== DATASET EXTRACT ==

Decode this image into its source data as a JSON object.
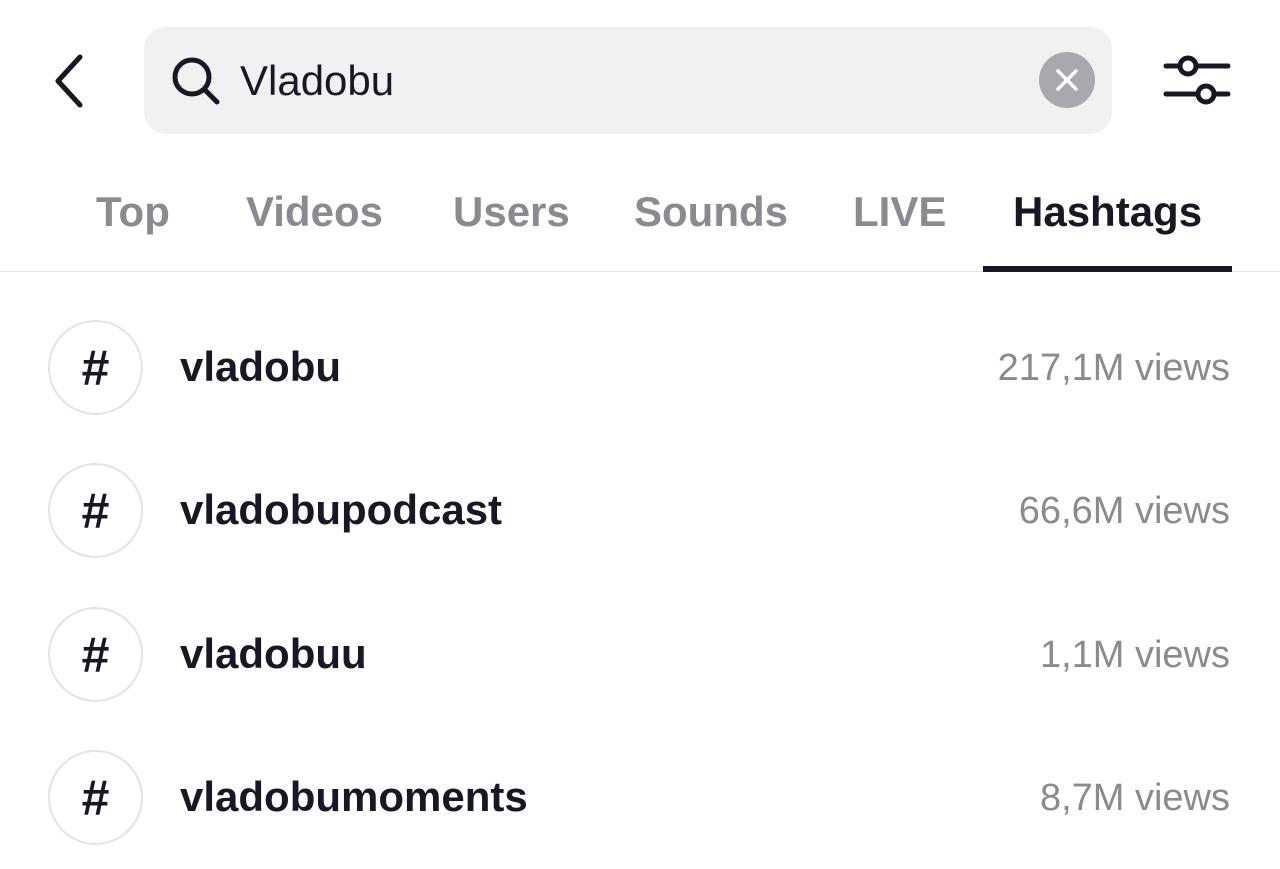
{
  "search": {
    "query": "Vladobu",
    "back_icon": "chevron-left-icon",
    "search_icon": "magnifier-icon",
    "clear_icon": "close-icon",
    "filter_icon": "sliders-icon"
  },
  "tabs": [
    {
      "label": "Top",
      "active": false
    },
    {
      "label": "Videos",
      "active": false
    },
    {
      "label": "Users",
      "active": false
    },
    {
      "label": "Sounds",
      "active": false
    },
    {
      "label": "LIVE",
      "active": false
    },
    {
      "label": "Hashtags",
      "active": true
    }
  ],
  "hashtags": [
    {
      "symbol": "#",
      "name": "vladobu",
      "views": "217,1M views"
    },
    {
      "symbol": "#",
      "name": "vladobupodcast",
      "views": "66,6M views"
    },
    {
      "symbol": "#",
      "name": "vladobuu",
      "views": "1,1M views"
    },
    {
      "symbol": "#",
      "name": "vladobumoments",
      "views": "8,7M views"
    }
  ],
  "colors": {
    "text_primary": "#161823",
    "text_secondary": "#8a8b91",
    "search_bg": "#f1f1f2",
    "clear_bg": "#a9a9ad",
    "divider": "#e3e3e4"
  }
}
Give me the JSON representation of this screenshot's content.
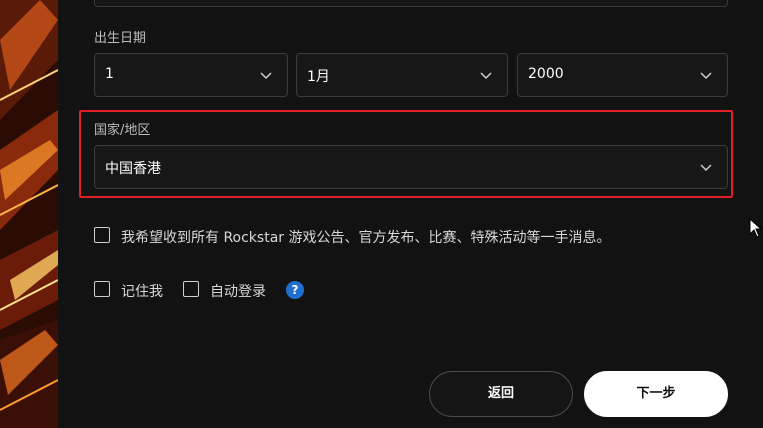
{
  "birthdate": {
    "label": "出生日期",
    "day": "1",
    "month": "1月",
    "year": "2000"
  },
  "region": {
    "label": "国家/地区",
    "value": "中国香港"
  },
  "options": {
    "newsletter": "我希望收到所有 Rockstar 游戏公告、官方发布、比赛、特殊活动等一手消息。",
    "remember_me": "记住我",
    "auto_login": "自动登录",
    "help_glyph": "?"
  },
  "buttons": {
    "back": "返回",
    "next": "下一步"
  },
  "colors": {
    "highlight": "#e01e25",
    "help_badge": "#1f6fd1",
    "panel": "#121212"
  }
}
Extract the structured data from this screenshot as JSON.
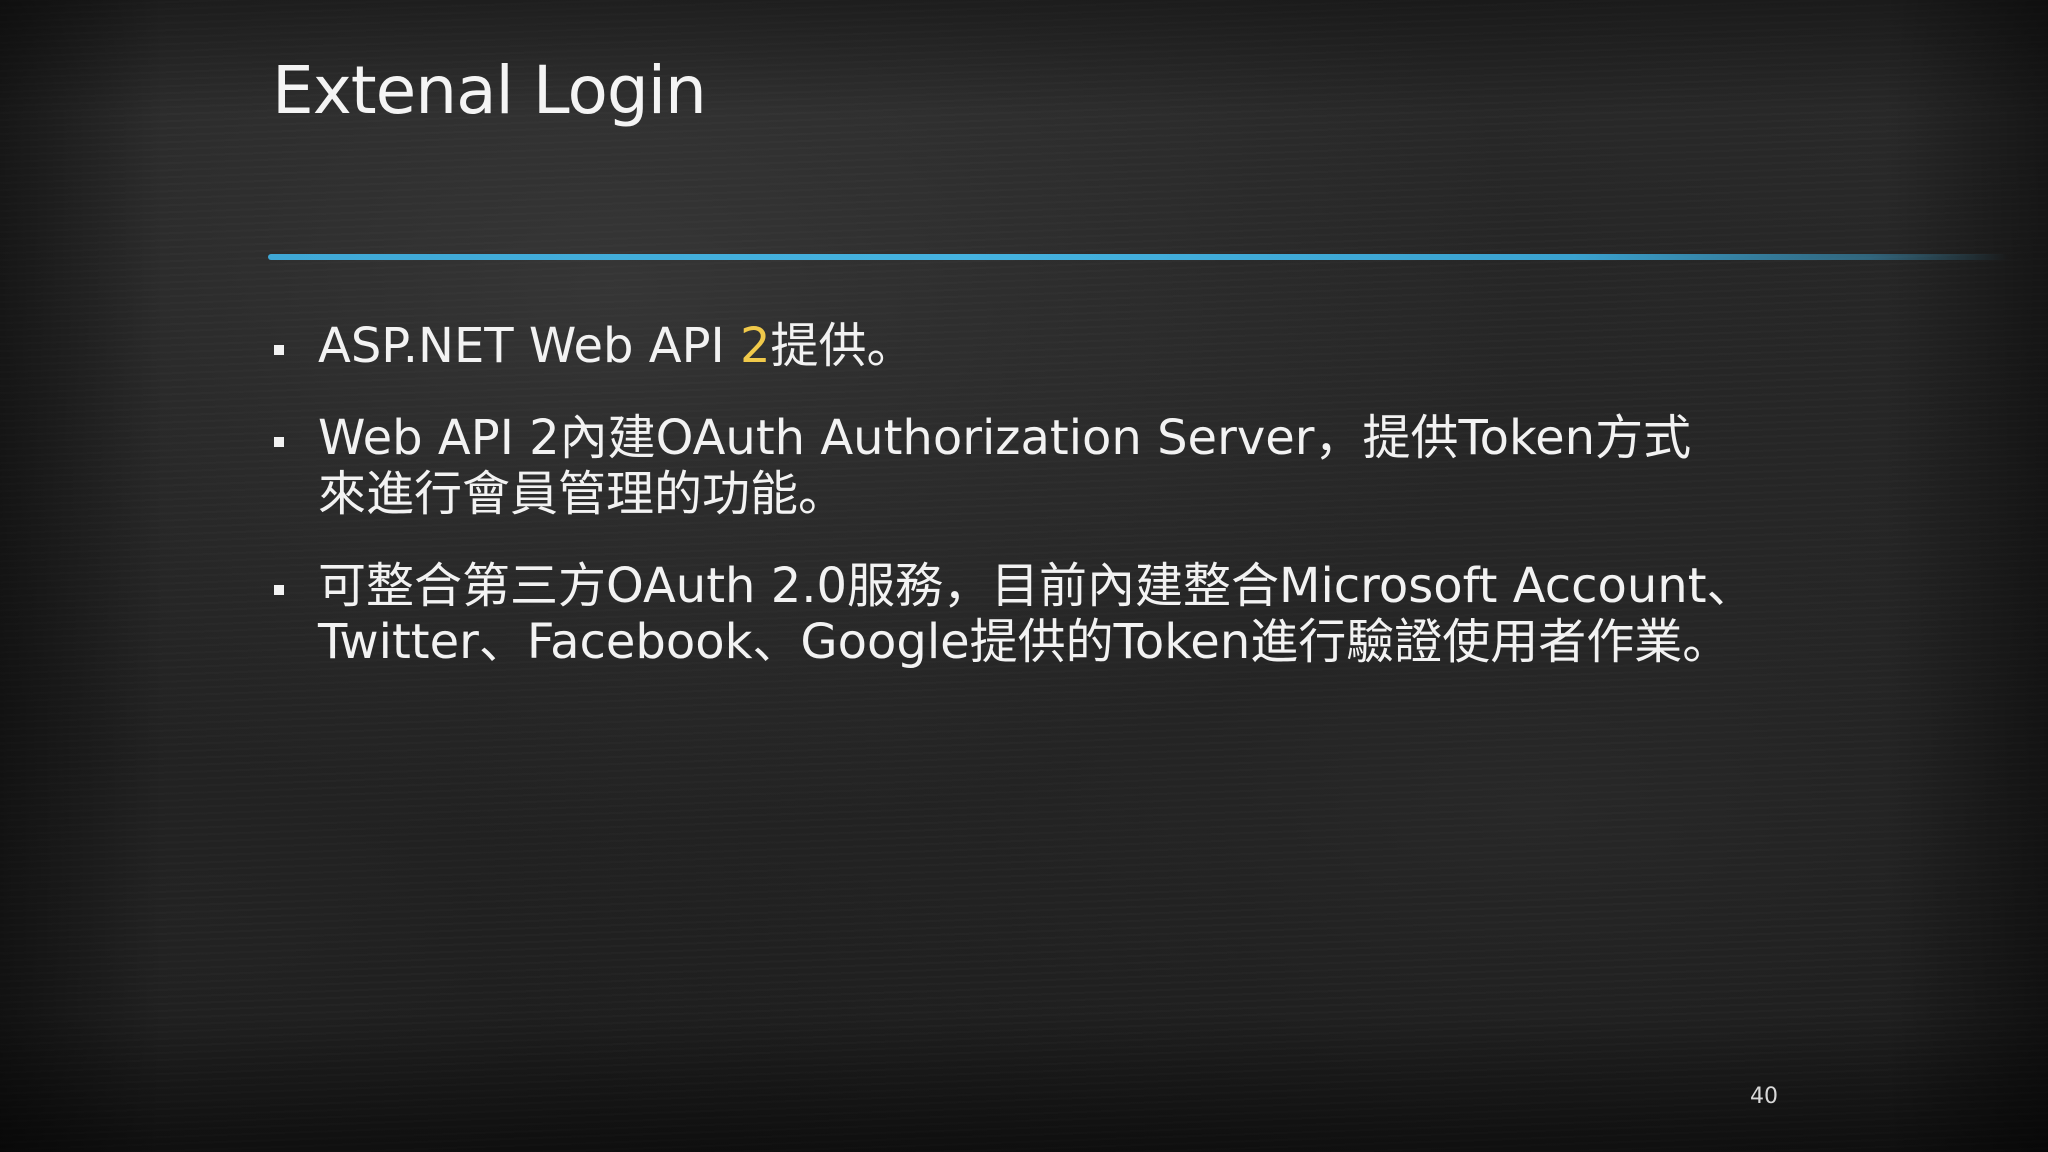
{
  "slide": {
    "title": "Extenal Login",
    "accent_color": "#f0c94a",
    "rule_color": "#3fa8d6",
    "bullets": [
      {
        "lines": [
          {
            "before": "ASP.NET Web API ",
            "accent": "2",
            "after": "提供。"
          }
        ]
      },
      {
        "lines": [
          "Web API 2內建OAuth Authorization Server，提供Token方式",
          "來進行會員管理的功能。"
        ]
      },
      {
        "lines": [
          "可整合第三方OAuth 2.0服務，目前內建整合Microsoft Account、",
          "Twitter、Facebook、Google提供的Token進行驗證使用者作業。"
        ]
      }
    ],
    "page_number": "40"
  }
}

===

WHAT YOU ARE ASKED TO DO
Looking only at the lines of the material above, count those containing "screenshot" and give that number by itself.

RESPONSE
2